┌─ Data for analysis

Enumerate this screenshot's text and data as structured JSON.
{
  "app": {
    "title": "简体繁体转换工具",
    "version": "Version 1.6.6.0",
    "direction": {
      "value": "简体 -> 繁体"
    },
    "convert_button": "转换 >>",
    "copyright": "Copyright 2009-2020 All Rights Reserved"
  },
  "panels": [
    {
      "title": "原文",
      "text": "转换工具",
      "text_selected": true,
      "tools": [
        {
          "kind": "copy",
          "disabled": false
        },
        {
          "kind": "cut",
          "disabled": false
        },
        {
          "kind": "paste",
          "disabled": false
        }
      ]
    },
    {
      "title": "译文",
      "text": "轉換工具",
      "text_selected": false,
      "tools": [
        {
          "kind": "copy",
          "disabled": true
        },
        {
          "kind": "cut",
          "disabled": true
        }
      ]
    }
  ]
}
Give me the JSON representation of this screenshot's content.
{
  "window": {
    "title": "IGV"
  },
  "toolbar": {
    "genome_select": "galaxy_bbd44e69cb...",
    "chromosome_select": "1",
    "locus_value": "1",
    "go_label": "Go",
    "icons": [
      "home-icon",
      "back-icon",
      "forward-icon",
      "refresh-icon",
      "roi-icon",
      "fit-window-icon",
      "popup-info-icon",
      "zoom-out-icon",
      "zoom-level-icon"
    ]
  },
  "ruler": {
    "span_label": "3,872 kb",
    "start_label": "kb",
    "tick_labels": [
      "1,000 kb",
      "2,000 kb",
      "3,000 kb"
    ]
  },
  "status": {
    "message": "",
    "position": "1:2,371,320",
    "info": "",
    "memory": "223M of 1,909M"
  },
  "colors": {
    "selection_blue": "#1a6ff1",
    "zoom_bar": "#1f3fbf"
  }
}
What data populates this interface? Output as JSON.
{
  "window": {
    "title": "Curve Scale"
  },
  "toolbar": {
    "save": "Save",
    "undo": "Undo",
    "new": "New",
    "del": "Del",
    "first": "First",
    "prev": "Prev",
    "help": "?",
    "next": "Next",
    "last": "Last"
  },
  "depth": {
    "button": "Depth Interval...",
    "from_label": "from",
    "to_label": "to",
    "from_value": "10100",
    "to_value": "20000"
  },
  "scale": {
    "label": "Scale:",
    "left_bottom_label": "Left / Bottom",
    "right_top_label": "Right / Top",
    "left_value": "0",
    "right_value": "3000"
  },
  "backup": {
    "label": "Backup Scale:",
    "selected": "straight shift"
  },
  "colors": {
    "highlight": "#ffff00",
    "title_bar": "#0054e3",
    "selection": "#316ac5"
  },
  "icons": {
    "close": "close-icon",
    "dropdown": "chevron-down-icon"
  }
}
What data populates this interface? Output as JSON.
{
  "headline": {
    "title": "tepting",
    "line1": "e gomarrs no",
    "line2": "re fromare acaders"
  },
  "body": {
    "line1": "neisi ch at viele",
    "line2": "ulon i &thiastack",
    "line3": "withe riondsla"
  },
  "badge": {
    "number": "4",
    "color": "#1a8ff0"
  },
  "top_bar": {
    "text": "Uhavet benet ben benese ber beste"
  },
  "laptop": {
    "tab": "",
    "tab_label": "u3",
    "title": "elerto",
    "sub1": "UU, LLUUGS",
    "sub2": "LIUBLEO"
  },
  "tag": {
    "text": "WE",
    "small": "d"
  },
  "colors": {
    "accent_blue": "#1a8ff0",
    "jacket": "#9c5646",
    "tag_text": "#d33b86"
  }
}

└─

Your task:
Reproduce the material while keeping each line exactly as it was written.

Written solution:
Enumerate this screenshot's text and data as structured JSON.
{
  "app": {
    "title": "简体繁体转换工具",
    "version": "Version 1.6.6.0",
    "direction": {
      "value": "简体 -> 繁体"
    },
    "convert_button": "转换 >>",
    "copyright": "Copyright 2009-2020 All Rights Reserved"
  },
  "panels": [
    {
      "title": "原文",
      "text": "转换工具",
      "text_selected": true,
      "tools": [
        {
          "kind": "copy",
          "disabled": false
        },
        {
          "kind": "cut",
          "disabled": false
        },
        {
          "kind": "paste",
          "disabled": false
        }
      ]
    },
    {
      "title": "译文",
      "text": "轉換工具",
      "text_selected": false,
      "tools": [
        {
          "kind": "copy",
          "disabled": true
        },
        {
          "kind": "cut",
          "disabled": true
        }
      ]
    }
  ]
}
Give me the JSON representation of this screenshot's content.
{
  "window": {
    "title": "IGV"
  },
  "toolbar": {
    "genome_select": "galaxy_bbd44e69cb...",
    "chromosome_select": "1",
    "locus_value": "1",
    "go_label": "Go",
    "icons": [
      "home-icon",
      "back-icon",
      "forward-icon",
      "refresh-icon",
      "roi-icon",
      "fit-window-icon",
      "popup-info-icon",
      "zoom-out-icon",
      "zoom-level-icon"
    ]
  },
  "ruler": {
    "span_label": "3,872 kb",
    "start_label": "kb",
    "tick_labels": [
      "1,000 kb",
      "2,000 kb",
      "3,000 kb"
    ]
  },
  "status": {
    "message": "",
    "position": "1:2,371,320",
    "info": "",
    "memory": "223M of 1,909M"
  },
  "colors": {
    "selection_blue": "#1a6ff1",
    "zoom_bar": "#1f3fbf"
  }
}
What data populates this interface? Output as JSON.
{
  "window": {
    "title": "Curve Scale"
  },
  "toolbar": {
    "save": "Save",
    "undo": "Undo",
    "new": "New",
    "del": "Del",
    "first": "First",
    "prev": "Prev",
    "help": "?",
    "next": "Next",
    "last": "Last"
  },
  "depth": {
    "button": "Depth Interval...",
    "from_label": "from",
    "to_label": "to",
    "from_value": "10100",
    "to_value": "20000"
  },
  "scale": {
    "label": "Scale:",
    "left_bottom_label": "Left / Bottom",
    "right_top_label": "Right / Top",
    "left_value": "0",
    "right_value": "3000"
  },
  "backup": {
    "label": "Backup Scale:",
    "selected": "straight shift"
  },
  "colors": {
    "highlight": "#ffff00",
    "title_bar": "#0054e3",
    "selection": "#316ac5"
  },
  "icons": {
    "close": "close-icon",
    "dropdown": "chevron-down-icon"
  }
}
What data populates this interface? Output as JSON.
{
  "headline": {
    "title": "tepting",
    "line1": "e gomarrs no",
    "line2": "re fromare acaders"
  },
  "body": {
    "line1": "neisi ch at viele",
    "line2": "ulon i &thiastack",
    "line3": "withe riondsla"
  },
  "badge": {
    "number": "4",
    "color": "#1a8ff0"
  },
  "top_bar": {
    "text": "Uhavet benet ben benese ber beste"
  },
  "laptop": {
    "tab": "",
    "tab_label": "u3",
    "title": "elerto",
    "sub1": "UU, LLUUGS",
    "sub2": "LIUBLEO"
  },
  "tag": {
    "text": "WE",
    "small": "d"
  },
  "colors": {
    "accent_blue": "#1a8ff0",
    "jacket": "#9c5646",
    "tag_text": "#d33b86"
  }
}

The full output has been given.